Our present results showed that there was no significant difference in plaque index, alveolar index, clinical attachment loss, IL-6 and TNF-α contents in gingival crevicular fluid between the two groups before operation (P>0.05). At 6 months after operation, the plaque index, gingival index and clinical attachment loss, IL-6 and TNF-α contents in gingival crevicular fluid were significantly lower in the study group than those in control group (P<0.05). It is suggested that PRF combined with atorvastatin can effectively improve the plaque index, gingival index, and clinical attachment loss and reduce the levels of inflammatory factors IL-6 and TNF-α. The reason may be that PRF combined with atorvastatin can produce synergistic effects, and continuously reduce the production of interleukin-6 and interleukin-8 mediated by interleukin-1 in endothelial cell lines.

At present, examination of furcation involvements and analysis of efficacy are mainly dependent on clinical examination and periapical film. In the clinical examination, the clinician uses the probe to explore the furcation region to determine the horizontal and vertical attachment loss in the furcation region [15]. However, the examination is affected by the level of clinicians, shapes of probes, probing forces, inflammation of the gums, lengths of posts, anatomy of teeth and many other factors, with relatively low accuracy. Furthermore, as an important auxiliary tool, periapical film can only display twodimensional images. On the one hand, it cannot reflect the horizontal condition of bone destruction in the furcation region; on the other hand, it is difficult to accurately show the actual situation of the bone defects due to the overlap of the buccal lingual bone plate. Furthermore, it cannot distinguish buccal lingual lesions [16]. Walter et al. [17] investigated the accuracy of CBCT in the analysis of furcation involvements of maxillary molars. They shoot the CBCT for 25 maxillary molars before flap surgery and compared the data obtained from CBCT with the data obtained by direct examination. The results showed that the complete agreement between the two was as high as 84%. The results of this study showed that there was no significant difference in the CBCT metrics of vertical bone loss and horizontal bone loss between the two groups before operation (P>0.05). At 6 months after operation, the vertical bone loss and horizontal bone loss in the study group were significantly improved compared with those at baseline and in the baseline group (P<0.05). These data suggested that PRF combined with atorvastatin can effectively improve the vertical bone loss and horizontal bone loss.

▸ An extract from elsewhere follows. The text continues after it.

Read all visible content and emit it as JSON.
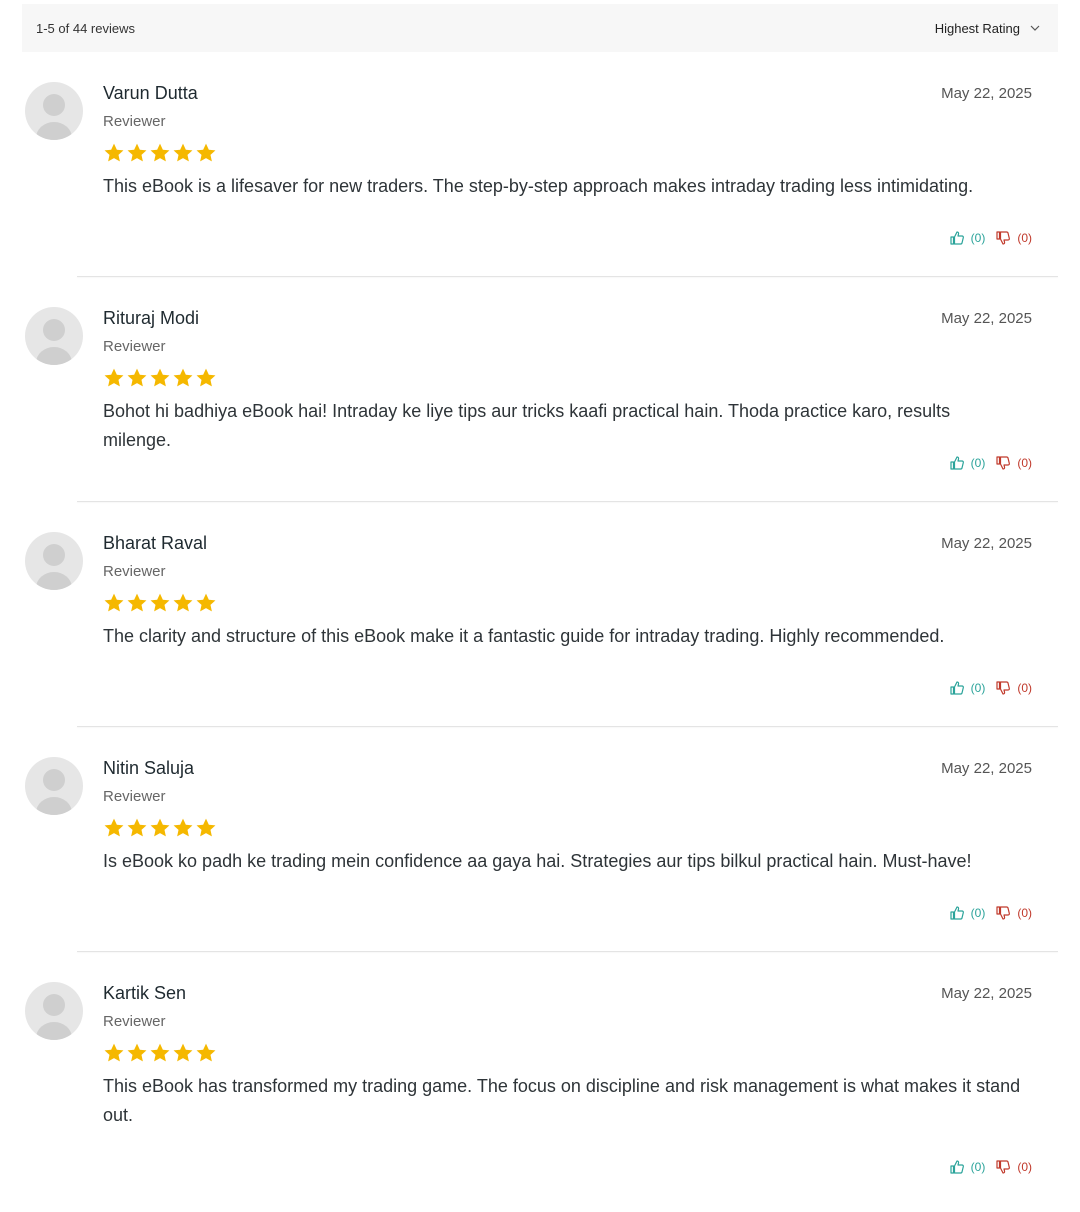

In summary, PRF combined with atorvastatin can effectively reduce the levels of IL-6 and TNF-α in gingival crevicular fluid and promote the treatment effect of bone grafting in degree II furcation involvements of mandibular molars, which is worth popularizing. The limitations of this study are that the sample size and observation time are limited. In the future, the effect of PRF combined with atorvastatin on furcation involvements and whole periodontal tissue regeneration can be evaluated by expanding the sample size and prolonging the observation time.

References